### Assigned task
Each line of the listing that contains the word "screenshot" is to be copied.

Supplied entries section start

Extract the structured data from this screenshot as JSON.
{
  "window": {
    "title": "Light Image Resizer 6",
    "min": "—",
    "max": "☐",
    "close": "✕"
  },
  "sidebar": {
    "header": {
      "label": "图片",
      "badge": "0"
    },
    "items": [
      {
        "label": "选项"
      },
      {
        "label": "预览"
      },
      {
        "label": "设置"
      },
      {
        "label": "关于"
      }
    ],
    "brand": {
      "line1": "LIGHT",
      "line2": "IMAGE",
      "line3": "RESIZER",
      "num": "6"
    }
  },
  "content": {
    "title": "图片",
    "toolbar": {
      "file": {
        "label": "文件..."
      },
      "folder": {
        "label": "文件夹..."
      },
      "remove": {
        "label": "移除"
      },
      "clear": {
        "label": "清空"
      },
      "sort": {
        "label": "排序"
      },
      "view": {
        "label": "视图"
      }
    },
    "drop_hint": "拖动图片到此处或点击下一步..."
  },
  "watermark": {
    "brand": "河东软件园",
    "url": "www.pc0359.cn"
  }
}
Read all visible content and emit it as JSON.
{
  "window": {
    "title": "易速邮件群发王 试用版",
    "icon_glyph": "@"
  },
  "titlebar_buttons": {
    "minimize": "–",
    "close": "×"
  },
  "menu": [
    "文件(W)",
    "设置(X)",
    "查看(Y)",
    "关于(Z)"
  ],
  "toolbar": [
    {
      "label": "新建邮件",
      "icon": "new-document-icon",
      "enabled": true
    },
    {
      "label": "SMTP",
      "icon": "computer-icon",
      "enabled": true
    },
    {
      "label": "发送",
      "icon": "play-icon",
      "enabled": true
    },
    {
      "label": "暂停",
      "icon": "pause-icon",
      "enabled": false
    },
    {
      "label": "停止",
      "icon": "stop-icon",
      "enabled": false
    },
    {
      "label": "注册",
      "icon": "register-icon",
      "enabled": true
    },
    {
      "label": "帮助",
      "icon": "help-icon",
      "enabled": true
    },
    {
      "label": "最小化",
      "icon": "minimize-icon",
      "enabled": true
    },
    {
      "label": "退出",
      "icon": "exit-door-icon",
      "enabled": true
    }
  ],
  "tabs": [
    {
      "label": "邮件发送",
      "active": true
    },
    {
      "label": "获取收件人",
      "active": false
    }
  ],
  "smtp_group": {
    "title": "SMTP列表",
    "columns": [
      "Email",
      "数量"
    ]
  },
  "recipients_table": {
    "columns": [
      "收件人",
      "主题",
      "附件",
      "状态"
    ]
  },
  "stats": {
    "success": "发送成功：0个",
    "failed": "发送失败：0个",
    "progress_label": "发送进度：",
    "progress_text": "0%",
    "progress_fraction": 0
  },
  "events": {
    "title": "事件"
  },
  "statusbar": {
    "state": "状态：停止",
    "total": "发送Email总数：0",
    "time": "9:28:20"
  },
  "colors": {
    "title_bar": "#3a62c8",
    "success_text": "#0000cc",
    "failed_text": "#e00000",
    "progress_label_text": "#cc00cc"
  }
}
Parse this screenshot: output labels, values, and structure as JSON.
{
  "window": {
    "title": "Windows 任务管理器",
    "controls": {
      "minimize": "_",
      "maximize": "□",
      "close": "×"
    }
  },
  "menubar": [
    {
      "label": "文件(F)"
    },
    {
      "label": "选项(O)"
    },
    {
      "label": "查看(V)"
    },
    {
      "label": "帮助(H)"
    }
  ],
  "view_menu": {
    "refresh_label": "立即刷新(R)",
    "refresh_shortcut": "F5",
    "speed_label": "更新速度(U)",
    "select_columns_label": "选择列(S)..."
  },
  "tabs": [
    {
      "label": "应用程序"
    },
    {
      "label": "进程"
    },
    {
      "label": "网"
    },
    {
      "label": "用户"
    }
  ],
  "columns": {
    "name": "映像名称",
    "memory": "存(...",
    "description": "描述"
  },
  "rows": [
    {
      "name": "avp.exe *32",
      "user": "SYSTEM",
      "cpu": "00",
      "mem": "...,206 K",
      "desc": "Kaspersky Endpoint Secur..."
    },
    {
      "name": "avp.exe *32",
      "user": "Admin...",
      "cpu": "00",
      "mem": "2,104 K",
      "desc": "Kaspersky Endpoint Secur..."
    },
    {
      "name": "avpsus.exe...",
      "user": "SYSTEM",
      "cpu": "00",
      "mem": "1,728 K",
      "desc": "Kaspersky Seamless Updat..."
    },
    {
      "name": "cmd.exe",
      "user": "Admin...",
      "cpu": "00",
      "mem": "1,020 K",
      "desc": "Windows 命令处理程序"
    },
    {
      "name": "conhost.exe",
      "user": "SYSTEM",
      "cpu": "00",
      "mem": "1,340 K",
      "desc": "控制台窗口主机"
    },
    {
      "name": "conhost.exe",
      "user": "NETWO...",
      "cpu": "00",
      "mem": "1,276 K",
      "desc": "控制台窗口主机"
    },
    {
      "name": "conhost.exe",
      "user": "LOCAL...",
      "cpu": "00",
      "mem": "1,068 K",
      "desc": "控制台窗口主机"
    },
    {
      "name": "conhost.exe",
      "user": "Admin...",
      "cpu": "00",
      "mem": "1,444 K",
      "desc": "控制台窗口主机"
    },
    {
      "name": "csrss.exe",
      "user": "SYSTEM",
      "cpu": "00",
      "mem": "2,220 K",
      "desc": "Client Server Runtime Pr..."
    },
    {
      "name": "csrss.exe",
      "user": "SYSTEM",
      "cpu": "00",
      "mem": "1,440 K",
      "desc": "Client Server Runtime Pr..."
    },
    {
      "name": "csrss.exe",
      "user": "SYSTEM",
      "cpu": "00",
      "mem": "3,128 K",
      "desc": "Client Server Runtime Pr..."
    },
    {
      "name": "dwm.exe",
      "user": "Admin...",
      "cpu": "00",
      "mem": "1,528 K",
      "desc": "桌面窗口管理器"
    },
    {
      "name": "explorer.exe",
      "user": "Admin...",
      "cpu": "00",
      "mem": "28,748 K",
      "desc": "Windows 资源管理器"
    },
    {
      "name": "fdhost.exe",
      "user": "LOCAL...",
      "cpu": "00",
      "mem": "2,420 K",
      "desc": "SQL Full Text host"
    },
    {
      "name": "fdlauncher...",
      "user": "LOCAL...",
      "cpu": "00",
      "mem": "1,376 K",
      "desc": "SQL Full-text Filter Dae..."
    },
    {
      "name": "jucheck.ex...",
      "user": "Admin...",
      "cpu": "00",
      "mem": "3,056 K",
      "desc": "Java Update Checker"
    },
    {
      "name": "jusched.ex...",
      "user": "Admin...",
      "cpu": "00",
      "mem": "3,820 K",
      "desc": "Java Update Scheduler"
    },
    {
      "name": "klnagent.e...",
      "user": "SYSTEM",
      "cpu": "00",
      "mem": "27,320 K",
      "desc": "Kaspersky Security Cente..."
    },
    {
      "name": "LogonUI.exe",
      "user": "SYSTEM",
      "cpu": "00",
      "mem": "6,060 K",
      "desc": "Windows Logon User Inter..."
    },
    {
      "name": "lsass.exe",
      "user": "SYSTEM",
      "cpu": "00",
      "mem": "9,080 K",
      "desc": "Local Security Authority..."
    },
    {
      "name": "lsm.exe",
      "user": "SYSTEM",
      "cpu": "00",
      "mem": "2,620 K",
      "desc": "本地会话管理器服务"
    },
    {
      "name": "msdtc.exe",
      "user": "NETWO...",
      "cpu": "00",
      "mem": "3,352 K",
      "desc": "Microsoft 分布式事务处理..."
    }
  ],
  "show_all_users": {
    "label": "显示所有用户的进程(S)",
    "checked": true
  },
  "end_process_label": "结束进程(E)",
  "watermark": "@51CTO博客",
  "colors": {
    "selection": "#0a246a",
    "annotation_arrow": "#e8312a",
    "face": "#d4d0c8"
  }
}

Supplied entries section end

### Answer for this exercise
Extract the structured data from this screenshot as JSON.
Parse this screenshot: output labels, values, and structure as JSON.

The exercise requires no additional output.